[INFORMATION SUPPLIED — start]
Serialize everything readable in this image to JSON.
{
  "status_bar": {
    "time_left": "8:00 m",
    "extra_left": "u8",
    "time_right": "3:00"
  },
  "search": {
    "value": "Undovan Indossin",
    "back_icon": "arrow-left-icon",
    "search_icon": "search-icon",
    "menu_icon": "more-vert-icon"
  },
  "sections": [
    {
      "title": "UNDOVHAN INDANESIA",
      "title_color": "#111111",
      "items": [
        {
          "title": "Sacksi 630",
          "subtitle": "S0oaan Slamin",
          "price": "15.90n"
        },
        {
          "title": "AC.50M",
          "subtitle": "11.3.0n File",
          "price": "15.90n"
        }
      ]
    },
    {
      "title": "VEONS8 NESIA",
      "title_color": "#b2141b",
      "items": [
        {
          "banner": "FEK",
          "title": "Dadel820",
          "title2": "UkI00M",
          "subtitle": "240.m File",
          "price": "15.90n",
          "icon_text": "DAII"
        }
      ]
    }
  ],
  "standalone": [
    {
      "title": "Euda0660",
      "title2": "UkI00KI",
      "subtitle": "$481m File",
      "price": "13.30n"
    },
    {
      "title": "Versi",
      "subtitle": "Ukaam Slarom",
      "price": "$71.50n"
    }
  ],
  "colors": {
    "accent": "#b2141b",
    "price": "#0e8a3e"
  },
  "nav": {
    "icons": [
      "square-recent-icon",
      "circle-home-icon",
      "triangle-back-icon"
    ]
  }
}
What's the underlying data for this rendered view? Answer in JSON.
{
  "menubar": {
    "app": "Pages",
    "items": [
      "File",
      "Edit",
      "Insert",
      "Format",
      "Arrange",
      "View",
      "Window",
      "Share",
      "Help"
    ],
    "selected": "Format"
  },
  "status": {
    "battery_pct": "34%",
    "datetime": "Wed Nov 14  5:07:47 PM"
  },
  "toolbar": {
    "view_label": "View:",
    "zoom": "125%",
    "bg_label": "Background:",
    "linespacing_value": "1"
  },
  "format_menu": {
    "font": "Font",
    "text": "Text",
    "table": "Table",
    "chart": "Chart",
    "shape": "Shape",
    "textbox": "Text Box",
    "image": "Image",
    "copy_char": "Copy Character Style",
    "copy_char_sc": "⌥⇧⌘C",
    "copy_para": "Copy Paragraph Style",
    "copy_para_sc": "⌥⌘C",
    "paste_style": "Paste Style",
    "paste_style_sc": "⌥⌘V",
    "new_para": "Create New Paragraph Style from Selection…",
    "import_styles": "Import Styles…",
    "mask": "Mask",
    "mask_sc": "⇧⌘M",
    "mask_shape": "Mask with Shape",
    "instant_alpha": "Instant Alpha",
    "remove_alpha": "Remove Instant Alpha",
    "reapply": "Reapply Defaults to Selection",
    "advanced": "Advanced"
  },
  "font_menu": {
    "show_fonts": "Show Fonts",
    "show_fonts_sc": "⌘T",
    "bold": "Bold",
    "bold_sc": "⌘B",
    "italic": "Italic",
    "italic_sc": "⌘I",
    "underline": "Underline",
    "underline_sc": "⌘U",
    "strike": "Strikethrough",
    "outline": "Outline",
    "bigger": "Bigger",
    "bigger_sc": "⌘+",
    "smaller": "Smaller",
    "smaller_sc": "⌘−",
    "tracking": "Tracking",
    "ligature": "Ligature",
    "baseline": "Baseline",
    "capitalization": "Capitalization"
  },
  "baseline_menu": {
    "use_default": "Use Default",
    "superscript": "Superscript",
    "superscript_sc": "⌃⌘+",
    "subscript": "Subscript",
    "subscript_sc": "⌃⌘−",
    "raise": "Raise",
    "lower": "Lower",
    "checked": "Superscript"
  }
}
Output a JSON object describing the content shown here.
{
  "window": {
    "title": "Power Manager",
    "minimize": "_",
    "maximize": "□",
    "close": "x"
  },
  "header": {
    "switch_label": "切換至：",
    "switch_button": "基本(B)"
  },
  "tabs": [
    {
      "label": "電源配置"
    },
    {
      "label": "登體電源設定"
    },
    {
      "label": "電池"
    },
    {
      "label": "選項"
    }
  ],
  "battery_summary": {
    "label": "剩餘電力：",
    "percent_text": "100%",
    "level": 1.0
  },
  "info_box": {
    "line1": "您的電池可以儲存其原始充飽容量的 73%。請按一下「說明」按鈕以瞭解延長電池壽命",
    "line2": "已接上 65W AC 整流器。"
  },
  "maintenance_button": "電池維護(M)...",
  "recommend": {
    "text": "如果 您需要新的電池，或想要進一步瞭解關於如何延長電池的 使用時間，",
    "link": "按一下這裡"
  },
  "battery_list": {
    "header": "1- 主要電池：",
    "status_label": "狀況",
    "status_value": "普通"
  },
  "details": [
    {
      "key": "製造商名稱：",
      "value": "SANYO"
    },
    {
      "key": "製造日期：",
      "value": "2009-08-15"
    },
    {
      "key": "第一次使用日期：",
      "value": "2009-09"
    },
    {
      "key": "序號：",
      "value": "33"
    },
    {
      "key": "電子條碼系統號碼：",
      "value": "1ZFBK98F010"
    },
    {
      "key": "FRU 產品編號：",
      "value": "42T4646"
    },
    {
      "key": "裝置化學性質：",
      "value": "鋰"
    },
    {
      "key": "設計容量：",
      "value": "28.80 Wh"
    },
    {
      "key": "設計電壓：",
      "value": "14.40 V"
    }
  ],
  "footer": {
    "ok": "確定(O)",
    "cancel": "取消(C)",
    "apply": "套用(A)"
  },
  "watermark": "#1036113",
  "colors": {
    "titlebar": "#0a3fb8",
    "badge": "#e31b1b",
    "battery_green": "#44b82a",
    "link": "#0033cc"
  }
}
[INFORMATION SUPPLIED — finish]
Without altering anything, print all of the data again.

_TASK RESPONSE_
Serialize everything readable in this image to JSON.
{
  "status_bar": {
    "time_left": "8:00 m",
    "extra_left": "u8",
    "time_right": "3:00"
  },
  "search": {
    "value": "Undovan Indossin",
    "back_icon": "arrow-left-icon",
    "search_icon": "search-icon",
    "menu_icon": "more-vert-icon"
  },
  "sections": [
    {
      "title": "UNDOVHAN INDANESIA",
      "title_color": "#111111",
      "items": [
        {
          "title": "Sacksi 630",
          "subtitle": "S0oaan Slamin",
          "price": "15.90n"
        },
        {
          "title": "AC.50M",
          "subtitle": "11.3.0n File",
          "price": "15.90n"
        }
      ]
    },
    {
      "title": "VEONS8 NESIA",
      "title_color": "#b2141b",
      "items": [
        {
          "banner": "FEK",
          "title": "Dadel820",
          "title2": "UkI00M",
          "subtitle": "240.m File",
          "price": "15.90n",
          "icon_text": "DAII"
        }
      ]
    }
  ],
  "standalone": [
    {
      "title": "Euda0660",
      "title2": "UkI00KI",
      "subtitle": "$481m File",
      "price": "13.30n"
    },
    {
      "title": "Versi",
      "subtitle": "Ukaam Slarom",
      "price": "$71.50n"
    }
  ],
  "colors": {
    "accent": "#b2141b",
    "price": "#0e8a3e"
  },
  "nav": {
    "icons": [
      "square-recent-icon",
      "circle-home-icon",
      "triangle-back-icon"
    ]
  }
}
What's the underlying data for this rendered view? Answer in JSON.
{
  "menubar": {
    "app": "Pages",
    "items": [
      "File",
      "Edit",
      "Insert",
      "Format",
      "Arrange",
      "View",
      "Window",
      "Share",
      "Help"
    ],
    "selected": "Format"
  },
  "status": {
    "battery_pct": "34%",
    "datetime": "Wed Nov 14  5:07:47 PM"
  },
  "toolbar": {
    "view_label": "View:",
    "zoom": "125%",
    "bg_label": "Background:",
    "linespacing_value": "1"
  },
  "format_menu": {
    "font": "Font",
    "text": "Text",
    "table": "Table",
    "chart": "Chart",
    "shape": "Shape",
    "textbox": "Text Box",
    "image": "Image",
    "copy_char": "Copy Character Style",
    "copy_char_sc": "⌥⇧⌘C",
    "copy_para": "Copy Paragraph Style",
    "copy_para_sc": "⌥⌘C",
    "paste_style": "Paste Style",
    "paste_style_sc": "⌥⌘V",
    "new_para": "Create New Paragraph Style from Selection…",
    "import_styles": "Import Styles…",
    "mask": "Mask",
    "mask_sc": "⇧⌘M",
    "mask_shape": "Mask with Shape",
    "instant_alpha": "Instant Alpha",
    "remove_alpha": "Remove Instant Alpha",
    "reapply": "Reapply Defaults to Selection",
    "advanced": "Advanced"
  },
  "font_menu": {
    "show_fonts": "Show Fonts",
    "show_fonts_sc": "⌘T",
    "bold": "Bold",
    "bold_sc": "⌘B",
    "italic": "Italic",
    "italic_sc": "⌘I",
    "underline": "Underline",
    "underline_sc": "⌘U",
    "strike": "Strikethrough",
    "outline": "Outline",
    "bigger": "Bigger",
    "bigger_sc": "⌘+",
    "smaller": "Smaller",
    "smaller_sc": "⌘−",
    "tracking": "Tracking",
    "ligature": "Ligature",
    "baseline": "Baseline",
    "capitalization": "Capitalization"
  },
  "baseline_menu": {
    "use_default": "Use Default",
    "superscript": "Superscript",
    "superscript_sc": "⌃⌘+",
    "subscript": "Subscript",
    "subscript_sc": "⌃⌘−",
    "raise": "Raise",
    "lower": "Lower",
    "checked": "Superscript"
  }
}
Output a JSON object describing the content shown here.
{
  "window": {
    "title": "Power Manager",
    "minimize": "_",
    "maximize": "□",
    "close": "x"
  },
  "header": {
    "switch_label": "切換至：",
    "switch_button": "基本(B)"
  },
  "tabs": [
    {
      "label": "電源配置"
    },
    {
      "label": "登體電源設定"
    },
    {
      "label": "電池"
    },
    {
      "label": "選項"
    }
  ],
  "battery_summary": {
    "label": "剩餘電力：",
    "percent_text": "100%",
    "level": 1.0
  },
  "info_box": {
    "line1": "您的電池可以儲存其原始充飽容量的 73%。請按一下「說明」按鈕以瞭解延長電池壽命",
    "line2": "已接上 65W AC 整流器。"
  },
  "maintenance_button": "電池維護(M)...",
  "recommend": {
    "text": "如果 您需要新的電池，或想要進一步瞭解關於如何延長電池的 使用時間，",
    "link": "按一下這裡"
  },
  "battery_list": {
    "header": "1- 主要電池：",
    "status_label": "狀況",
    "status_value": "普通"
  },
  "details": [
    {
      "key": "製造商名稱：",
      "value": "SANYO"
    },
    {
      "key": "製造日期：",
      "value": "2009-08-15"
    },
    {
      "key": "第一次使用日期：",
      "value": "2009-09"
    },
    {
      "key": "序號：",
      "value": "33"
    },
    {
      "key": "電子條碼系統號碼：",
      "value": "1ZFBK98F010"
    },
    {
      "key": "FRU 產品編號：",
      "value": "42T4646"
    },
    {
      "key": "裝置化學性質：",
      "value": "鋰"
    },
    {
      "key": "設計容量：",
      "value": "28.80 Wh"
    },
    {
      "key": "設計電壓：",
      "value": "14.40 V"
    }
  ],
  "footer": {
    "ok": "確定(O)",
    "cancel": "取消(C)",
    "apply": "套用(A)"
  },
  "watermark": "#1036113",
  "colors": {
    "titlebar": "#0a3fb8",
    "badge": "#e31b1b",
    "battery_green": "#44b82a",
    "link": "#0033cc"
  }
}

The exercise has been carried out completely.